Berelain hears a whisper from her beloved Galad “…Hope…”, and she rushes out to return Mat’s medallion. Once again, I am impressed how even the least powerful characters have essential roles to play, and could easily have carried a story on their own.
Mat learns Egwene has eliminated almost all the enemy channelers, leaving a battle between armies. And Demandred. He has no brilliant strategy to give Lan, asking him to check on reserves from Mayene. He calls on his luck, and receives word Elayne is dead, which is fitting as she represents both the present and the gleaming promise of civilization itself. Andor and the Queen have always been foremost among humanity’s champions. Mat delivers orders to Tuon and Talmanes, his last reserves. Mat can’t win, but he fights on anyway, “Because I’ll be a Darkfriend before I’ll let this battle go without trying everything,
Arganda.” As Mat makes his final preparations, Lan has gone on to fight Demandred alone.
Trollocs tear at Olver. He stands in for all humanity, enemies mercilessly clawing, the ground caving in on him, trapped with no hope of escape.
Loial must witness the fall of the last King of the Malkieri. Predicting his death with a reliable character works convincingly. All other opponents before have lost, why should Lan fare any better? Loial is trustworthy, which means Lan will die.
Tam sees Lan, a dim spark of Light in the Shadow: Tam almost lost Lan’s figure atop the midnight stallion, despite the bonfires burning on the Heights. Their light seemed feeble. He paves the way for Lan with a hail of fiery arrows. Lan’s spark alone can’t do it, but with a second to join with Lan’s? Rand’s father figures unite for a last desperate strike.
Lan intends to destroy Demandred, implausible as it seems.

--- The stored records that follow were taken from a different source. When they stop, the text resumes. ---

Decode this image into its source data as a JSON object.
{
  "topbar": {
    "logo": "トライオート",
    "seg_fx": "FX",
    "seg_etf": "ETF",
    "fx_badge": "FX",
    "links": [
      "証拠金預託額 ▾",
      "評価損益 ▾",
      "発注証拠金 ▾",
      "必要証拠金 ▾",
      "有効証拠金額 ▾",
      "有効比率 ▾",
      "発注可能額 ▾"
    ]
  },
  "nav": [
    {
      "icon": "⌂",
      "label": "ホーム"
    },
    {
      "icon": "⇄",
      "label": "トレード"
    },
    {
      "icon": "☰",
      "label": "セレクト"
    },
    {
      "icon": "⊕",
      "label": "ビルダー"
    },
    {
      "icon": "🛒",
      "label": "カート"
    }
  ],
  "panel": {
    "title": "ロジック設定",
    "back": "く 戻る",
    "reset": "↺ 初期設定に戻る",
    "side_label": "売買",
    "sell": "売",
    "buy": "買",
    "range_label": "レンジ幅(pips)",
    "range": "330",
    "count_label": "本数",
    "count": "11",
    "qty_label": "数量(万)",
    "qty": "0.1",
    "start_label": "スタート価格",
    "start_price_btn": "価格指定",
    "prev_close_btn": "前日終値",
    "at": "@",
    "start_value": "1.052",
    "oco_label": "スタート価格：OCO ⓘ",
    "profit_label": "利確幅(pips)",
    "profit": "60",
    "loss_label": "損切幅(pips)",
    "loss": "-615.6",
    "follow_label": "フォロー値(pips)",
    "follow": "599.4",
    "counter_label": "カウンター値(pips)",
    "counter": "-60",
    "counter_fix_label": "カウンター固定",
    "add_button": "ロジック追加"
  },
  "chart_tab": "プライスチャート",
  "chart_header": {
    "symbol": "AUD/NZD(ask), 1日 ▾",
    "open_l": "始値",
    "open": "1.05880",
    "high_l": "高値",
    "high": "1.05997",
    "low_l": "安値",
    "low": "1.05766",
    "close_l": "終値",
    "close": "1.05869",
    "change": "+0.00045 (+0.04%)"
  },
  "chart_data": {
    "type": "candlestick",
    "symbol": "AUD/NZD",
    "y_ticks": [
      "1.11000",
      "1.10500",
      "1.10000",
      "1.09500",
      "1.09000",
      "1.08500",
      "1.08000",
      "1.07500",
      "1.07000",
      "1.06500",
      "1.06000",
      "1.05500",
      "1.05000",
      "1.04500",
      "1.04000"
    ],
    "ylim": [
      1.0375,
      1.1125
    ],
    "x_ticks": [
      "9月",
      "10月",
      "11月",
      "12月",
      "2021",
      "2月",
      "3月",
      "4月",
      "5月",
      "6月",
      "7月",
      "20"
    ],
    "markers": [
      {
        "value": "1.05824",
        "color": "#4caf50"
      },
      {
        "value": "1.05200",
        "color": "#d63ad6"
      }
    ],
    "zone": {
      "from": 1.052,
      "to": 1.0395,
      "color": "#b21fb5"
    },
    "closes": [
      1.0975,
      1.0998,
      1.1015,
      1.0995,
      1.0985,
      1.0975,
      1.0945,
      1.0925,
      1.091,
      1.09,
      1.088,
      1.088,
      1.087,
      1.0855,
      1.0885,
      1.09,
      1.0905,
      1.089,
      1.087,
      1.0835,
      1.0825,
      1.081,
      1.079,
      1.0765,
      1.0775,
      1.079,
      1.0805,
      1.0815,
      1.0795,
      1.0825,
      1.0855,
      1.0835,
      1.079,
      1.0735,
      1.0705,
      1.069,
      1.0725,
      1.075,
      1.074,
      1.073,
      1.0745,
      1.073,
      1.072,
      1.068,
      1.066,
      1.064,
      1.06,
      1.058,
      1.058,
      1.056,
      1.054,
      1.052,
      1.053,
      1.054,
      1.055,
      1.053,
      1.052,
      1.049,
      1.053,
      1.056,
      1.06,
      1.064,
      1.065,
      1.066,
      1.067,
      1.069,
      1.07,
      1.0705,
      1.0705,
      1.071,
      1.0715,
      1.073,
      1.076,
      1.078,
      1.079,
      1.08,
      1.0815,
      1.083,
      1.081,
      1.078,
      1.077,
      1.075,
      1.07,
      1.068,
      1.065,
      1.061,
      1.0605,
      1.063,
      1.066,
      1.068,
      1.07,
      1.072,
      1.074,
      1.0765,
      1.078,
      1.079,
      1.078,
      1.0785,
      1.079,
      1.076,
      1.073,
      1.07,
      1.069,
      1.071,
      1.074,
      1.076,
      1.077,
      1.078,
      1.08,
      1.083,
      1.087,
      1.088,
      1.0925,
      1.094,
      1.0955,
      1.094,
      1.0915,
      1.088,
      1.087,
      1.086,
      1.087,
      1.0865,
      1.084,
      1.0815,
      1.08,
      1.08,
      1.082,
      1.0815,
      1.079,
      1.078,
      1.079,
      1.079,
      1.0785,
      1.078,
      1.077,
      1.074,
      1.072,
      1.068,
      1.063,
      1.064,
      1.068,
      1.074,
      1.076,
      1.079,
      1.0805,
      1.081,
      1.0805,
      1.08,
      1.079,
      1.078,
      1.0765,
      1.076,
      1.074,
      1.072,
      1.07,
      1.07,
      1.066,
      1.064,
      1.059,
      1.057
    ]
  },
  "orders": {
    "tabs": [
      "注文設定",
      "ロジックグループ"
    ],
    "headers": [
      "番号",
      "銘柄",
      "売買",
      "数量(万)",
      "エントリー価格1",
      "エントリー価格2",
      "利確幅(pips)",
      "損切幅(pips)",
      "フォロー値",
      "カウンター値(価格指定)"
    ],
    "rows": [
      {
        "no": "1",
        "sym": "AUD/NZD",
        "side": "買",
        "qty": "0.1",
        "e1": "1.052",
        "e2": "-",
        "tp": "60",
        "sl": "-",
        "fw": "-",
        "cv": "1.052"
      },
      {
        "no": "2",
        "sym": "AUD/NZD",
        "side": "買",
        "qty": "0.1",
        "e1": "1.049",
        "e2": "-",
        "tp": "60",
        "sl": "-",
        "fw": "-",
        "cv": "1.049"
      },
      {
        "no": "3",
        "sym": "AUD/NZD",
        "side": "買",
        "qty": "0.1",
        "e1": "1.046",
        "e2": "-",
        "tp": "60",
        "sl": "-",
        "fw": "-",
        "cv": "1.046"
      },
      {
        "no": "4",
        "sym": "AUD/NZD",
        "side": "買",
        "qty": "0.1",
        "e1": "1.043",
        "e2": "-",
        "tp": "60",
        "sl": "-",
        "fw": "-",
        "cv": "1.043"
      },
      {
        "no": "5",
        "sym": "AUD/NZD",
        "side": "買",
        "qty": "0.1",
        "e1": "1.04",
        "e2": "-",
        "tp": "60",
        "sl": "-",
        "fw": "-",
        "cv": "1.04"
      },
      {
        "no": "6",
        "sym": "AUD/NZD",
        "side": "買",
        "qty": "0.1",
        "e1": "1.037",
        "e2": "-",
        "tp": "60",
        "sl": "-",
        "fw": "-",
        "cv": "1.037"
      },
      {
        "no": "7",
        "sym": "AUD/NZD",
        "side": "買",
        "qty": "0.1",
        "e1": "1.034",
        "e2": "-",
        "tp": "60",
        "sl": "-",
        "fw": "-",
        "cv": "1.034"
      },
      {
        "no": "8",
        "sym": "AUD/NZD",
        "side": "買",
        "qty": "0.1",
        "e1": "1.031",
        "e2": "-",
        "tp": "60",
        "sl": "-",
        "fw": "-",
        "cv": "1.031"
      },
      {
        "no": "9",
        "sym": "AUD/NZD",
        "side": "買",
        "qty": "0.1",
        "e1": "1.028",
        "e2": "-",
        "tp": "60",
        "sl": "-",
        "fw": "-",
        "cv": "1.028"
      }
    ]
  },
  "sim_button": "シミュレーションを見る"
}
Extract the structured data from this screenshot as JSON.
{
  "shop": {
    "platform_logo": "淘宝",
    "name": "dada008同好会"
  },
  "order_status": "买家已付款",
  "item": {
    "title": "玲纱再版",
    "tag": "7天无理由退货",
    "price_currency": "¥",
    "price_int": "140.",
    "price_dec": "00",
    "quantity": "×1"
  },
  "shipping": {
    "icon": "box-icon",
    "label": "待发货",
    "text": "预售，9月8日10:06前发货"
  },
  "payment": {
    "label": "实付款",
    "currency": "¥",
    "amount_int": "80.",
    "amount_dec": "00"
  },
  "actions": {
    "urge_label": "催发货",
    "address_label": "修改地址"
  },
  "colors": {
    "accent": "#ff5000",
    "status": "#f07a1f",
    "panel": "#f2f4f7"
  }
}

First he must get close, and even knowing the impossibility of it, he tries, and finds that Tam has come to his aid. Even as he nears his objective, he shows care for his horse by leaving its saddle, though it seems likely Mandarb would not stand idly by, and could end up just as dead. Lan offers no opening, shows no hesitation. There is no glory, no pride, no contest of equals. He is the man who will kill Demandred. Who then is Demandred? He is the man whose pride could not abide being less than first, who chose to gamble on being first for the Shadow’s cause, who traded ideals for a chance at prominence. Demandred is pride, and too much pride has been one of Rand’s weaknesses.
Min sees signs of the end, or so it seems. Once again she is a reliable character whose viewings are never wrong, and this confidence in her statements transfers easily to her opinions, which have also proven mostly correct. She represents the future, and she watches the lights flicker, the last embers of a fire that would soon be extinguished. She feels Rand tremble.
Rand thinks he has failed. In his pride he believes that all of these deaths were his fault, their lives were his responsibility. And then he remembers to let go. Rand has a role to play in people’s lives, but he does not bear final responsibility for everything that befalls them. He is there to give them a chance to choose who they will be, and how they will stand, or fall.
Lan calls himself just a man, which is why he succeeds when the prince of Andor, the Dragon’s Brother, and the leader of the Black Tower all failed. While the medallion and swordsmanship allow him to stand on almost equal terms with Demandred, it is his dedication to what he stands for and understanding of who he is and the battle that he fights that allows him to anticipate his enemy’s moves, whether with sword or the One Power. Mirroring what he taught Rand near the beginning of the series, Lan impales himself on Demandred’s sword, immobilizing it, then drives his own blade into Demandred’s throat. He never cared about winning as Demandred did, so full of pride. A tie is all he needed. He came to do what needed to be done, and he slays false pride. He quotes “Death is light as a feather”, sends his love to Nynaeve and dies.
The Last Battle is apparently over, and surprisingly, it was not Rand’s, but Lan’s.
The identity and reputation of the character delivering the message matter as much as the message itself.